that still doesn't answer my question as to why application user account credentials are so valuable when the attacker already has the entire database
Because many people use the same username and password for many services. The breach in one place may allow an attack in another more valuable location, despite that other service following many more proper security practices.
This thread has wandered a bit off from the topic. The question is how you can get the original non-salted password brute forced so you can reuse it in another service, like @dkf said here.
The original database that would have been already breached is irrelevant as that's already a lost cause but the damage can be extended by actually reusing a weak password that is weakly hashed on some other service, say, GMail or Hotmail which gives you a lot more valuable data.
People are now crazy about using SHA-82938 or something else but the question is do MD5 and SHA-1 actually pose the kind of security issue for sane salted passwords that they would be as insecure as being in plain text.
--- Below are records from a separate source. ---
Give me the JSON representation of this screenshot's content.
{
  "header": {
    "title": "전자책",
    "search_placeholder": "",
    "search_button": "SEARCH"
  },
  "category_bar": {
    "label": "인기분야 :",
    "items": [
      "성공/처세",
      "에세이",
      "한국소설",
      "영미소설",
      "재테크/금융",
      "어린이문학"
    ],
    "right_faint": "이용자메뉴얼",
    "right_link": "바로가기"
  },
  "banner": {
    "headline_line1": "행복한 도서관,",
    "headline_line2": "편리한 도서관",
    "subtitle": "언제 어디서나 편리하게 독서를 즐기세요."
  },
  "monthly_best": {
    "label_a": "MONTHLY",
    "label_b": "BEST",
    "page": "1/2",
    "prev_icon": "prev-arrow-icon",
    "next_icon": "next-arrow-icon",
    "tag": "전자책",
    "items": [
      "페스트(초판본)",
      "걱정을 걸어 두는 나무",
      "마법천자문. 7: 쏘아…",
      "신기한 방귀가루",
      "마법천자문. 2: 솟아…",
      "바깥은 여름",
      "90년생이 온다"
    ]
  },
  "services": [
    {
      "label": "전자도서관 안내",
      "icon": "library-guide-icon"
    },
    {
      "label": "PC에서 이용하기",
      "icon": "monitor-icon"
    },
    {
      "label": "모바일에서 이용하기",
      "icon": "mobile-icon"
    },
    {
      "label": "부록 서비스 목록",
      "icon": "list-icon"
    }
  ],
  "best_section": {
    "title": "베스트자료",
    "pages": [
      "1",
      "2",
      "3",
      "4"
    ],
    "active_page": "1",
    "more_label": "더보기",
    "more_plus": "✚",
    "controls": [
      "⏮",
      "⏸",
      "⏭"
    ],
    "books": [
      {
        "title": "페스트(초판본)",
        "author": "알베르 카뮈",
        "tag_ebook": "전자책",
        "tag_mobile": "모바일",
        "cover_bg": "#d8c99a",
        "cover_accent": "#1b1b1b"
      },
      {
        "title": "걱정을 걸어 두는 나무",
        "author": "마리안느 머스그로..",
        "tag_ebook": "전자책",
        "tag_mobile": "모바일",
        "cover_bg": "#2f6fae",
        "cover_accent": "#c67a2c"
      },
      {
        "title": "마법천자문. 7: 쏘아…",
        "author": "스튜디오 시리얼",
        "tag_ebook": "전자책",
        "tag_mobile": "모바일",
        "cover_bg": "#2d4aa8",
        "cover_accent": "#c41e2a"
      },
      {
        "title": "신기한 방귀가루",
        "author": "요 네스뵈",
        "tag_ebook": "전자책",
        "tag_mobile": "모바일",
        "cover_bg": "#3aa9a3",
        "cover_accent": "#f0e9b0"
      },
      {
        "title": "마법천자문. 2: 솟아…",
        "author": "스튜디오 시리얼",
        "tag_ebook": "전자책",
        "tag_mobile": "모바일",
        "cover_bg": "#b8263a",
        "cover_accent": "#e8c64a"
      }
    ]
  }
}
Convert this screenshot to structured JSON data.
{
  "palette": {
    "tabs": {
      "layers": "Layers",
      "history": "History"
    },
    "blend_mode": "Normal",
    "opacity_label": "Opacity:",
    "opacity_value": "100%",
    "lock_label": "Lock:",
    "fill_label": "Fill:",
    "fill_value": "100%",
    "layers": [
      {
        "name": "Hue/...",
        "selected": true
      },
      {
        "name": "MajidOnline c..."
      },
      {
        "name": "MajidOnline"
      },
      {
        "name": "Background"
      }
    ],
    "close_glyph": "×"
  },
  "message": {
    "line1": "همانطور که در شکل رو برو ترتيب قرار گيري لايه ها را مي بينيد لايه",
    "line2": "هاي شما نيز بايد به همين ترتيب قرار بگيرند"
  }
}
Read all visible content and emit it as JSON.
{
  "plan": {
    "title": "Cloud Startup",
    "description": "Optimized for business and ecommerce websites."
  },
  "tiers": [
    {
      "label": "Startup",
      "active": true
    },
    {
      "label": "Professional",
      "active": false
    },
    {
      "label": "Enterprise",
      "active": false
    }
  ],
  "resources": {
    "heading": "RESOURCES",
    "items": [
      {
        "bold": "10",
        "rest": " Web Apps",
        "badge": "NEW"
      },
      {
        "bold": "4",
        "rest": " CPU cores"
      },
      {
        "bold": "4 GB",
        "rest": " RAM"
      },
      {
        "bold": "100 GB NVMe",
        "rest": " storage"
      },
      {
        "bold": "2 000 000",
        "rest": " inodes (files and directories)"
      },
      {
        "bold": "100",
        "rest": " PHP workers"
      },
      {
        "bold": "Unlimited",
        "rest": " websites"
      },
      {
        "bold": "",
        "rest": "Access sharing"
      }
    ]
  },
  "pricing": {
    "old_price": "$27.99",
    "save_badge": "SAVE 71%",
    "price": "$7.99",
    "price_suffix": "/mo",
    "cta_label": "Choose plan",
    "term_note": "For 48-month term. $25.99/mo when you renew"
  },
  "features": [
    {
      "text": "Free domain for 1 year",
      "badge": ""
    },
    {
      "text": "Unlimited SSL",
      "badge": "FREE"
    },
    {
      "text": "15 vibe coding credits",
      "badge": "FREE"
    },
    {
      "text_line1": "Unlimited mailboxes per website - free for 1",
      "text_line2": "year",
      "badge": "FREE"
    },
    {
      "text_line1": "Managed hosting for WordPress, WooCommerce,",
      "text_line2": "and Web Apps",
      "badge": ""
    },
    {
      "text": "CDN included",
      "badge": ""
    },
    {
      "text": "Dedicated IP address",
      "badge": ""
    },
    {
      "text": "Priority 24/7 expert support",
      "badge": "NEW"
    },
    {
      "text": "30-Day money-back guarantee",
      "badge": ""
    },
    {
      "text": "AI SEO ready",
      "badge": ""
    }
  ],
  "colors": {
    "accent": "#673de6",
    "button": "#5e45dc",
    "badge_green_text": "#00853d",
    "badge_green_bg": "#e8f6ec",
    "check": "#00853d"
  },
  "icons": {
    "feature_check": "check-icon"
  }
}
Can we actually attack them in that way and if Moore's Law applies, how long would it take to get there?
Regarding the topic, because we assume salt we can rule out collisions as it would be very unlikely to hit a collision of
saltFoo when the actual salted plain text password was
saltBar so we do know when we find the real password by comparing the salt to the brute forced string and that's the real value of the attack.